The character Ms. Émond and Ms. Mackay create is not likable, but is puzzling in an engrossing way. I am not sufficiently familiar with Ms. Fortier’s work to weigh in on how accurately this film represents it, but as an act of complex homage, “Nelly” gets to a few interesting places.
Émond obviously has deep feeling for Arcan, and “Nelly” is a sincere and respectful attempt to do at least partial, fragmentary justice to a troubled woman able to self-create any persona except a happy one, but it can’t put her back together again.
Arcan wrote prolifically about beauty and female identity in essays and articles, as well as her books, and Émond uses those words extensively in the film. But what may have been profound and poetic on the page feels redundant and banal on screen.

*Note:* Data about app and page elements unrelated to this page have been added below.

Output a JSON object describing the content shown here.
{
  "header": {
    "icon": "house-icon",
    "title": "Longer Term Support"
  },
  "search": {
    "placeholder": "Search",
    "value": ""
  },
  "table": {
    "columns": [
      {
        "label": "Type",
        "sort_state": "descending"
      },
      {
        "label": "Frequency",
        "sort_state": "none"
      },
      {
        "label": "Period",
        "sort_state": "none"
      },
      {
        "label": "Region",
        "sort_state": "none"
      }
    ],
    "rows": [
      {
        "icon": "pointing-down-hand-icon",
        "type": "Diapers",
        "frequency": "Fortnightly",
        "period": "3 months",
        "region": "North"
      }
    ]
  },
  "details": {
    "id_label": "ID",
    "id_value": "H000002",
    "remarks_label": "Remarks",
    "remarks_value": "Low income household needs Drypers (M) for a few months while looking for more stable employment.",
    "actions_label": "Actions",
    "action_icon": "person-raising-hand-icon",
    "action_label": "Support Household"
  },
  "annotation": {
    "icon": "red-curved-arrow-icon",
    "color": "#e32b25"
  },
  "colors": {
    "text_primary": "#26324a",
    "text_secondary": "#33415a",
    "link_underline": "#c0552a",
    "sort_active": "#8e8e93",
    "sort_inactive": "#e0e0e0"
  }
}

It’s a sad tale that never manifests much more than that singular emotion.